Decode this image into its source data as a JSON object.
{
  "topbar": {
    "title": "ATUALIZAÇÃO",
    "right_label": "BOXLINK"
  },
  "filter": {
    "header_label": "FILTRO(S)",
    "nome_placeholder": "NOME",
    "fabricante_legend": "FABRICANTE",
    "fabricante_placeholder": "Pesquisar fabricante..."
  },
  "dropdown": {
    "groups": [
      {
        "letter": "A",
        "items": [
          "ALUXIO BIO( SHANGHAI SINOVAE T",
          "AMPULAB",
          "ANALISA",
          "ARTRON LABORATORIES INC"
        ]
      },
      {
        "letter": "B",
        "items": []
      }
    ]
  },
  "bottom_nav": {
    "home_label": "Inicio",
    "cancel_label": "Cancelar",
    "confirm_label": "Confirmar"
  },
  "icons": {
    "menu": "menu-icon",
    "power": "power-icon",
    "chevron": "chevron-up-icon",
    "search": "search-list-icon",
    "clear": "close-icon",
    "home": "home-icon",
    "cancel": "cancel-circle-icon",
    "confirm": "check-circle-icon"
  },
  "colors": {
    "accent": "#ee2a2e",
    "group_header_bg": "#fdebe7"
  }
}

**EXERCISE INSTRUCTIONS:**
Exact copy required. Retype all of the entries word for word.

**ANSWER BOX:**
Decode this image into its source data as a JSON object.
{
  "topbar": {
    "title": "ATUALIZAÇÃO",
    "right_label": "BOXLINK"
  },
  "filter": {
    "header_label": "FILTRO(S)",
    "nome_placeholder": "NOME",
    "fabricante_legend": "FABRICANTE",
    "fabricante_placeholder": "Pesquisar fabricante..."
  },
  "dropdown": {
    "groups": [
      {
        "letter": "A",
        "items": [
          "ALUXIO BIO( SHANGHAI SINOVAE T",
          "AMPULAB",
          "ANALISA",
          "ARTRON LABORATORIES INC"
        ]
      },
      {
        "letter": "B",
        "items": []
      }
    ]
  },
  "bottom_nav": {
    "home_label": "Inicio",
    "cancel_label": "Cancelar",
    "confirm_label": "Confirmar"
  },
  "icons": {
    "menu": "menu-icon",
    "power": "power-icon",
    "chevron": "chevron-up-icon",
    "search": "search-list-icon",
    "clear": "close-icon",
    "home": "home-icon",
    "cancel": "cancel-circle-icon",
    "confirm": "check-circle-icon"
  },
  "colors": {
    "accent": "#ee2a2e",
    "group_header_bg": "#fdebe7"
  }
}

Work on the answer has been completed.